*Dataset records*.
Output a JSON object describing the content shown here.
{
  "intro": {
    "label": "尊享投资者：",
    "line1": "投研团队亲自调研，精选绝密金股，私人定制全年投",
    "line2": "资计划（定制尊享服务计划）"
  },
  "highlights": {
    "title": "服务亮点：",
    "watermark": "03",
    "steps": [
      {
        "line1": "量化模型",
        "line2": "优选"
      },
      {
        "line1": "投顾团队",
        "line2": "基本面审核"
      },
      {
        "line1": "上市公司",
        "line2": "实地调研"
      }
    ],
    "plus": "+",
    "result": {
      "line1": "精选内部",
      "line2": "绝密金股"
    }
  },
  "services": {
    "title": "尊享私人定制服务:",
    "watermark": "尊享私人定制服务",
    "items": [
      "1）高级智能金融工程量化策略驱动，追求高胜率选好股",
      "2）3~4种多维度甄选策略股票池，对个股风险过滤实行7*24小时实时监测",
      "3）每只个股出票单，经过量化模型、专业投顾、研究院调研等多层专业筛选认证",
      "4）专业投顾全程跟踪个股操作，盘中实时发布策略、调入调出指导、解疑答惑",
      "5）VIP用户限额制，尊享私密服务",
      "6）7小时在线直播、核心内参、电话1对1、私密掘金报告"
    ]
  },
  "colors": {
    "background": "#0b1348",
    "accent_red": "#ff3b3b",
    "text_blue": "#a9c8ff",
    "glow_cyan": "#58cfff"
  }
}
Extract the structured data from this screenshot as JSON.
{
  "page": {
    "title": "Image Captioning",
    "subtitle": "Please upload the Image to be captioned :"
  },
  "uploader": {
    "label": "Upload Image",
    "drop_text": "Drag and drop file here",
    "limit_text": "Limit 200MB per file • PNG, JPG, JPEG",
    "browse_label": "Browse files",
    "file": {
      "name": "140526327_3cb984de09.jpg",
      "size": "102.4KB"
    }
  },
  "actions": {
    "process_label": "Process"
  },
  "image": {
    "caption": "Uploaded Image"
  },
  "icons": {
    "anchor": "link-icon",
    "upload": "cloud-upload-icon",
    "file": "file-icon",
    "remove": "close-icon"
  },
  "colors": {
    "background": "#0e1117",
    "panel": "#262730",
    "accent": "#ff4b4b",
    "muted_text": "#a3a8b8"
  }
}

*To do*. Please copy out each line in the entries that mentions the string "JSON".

*Exercise response*.
Output a JSON object describing the content shown here.
Extract the structured data from this screenshot as JSON.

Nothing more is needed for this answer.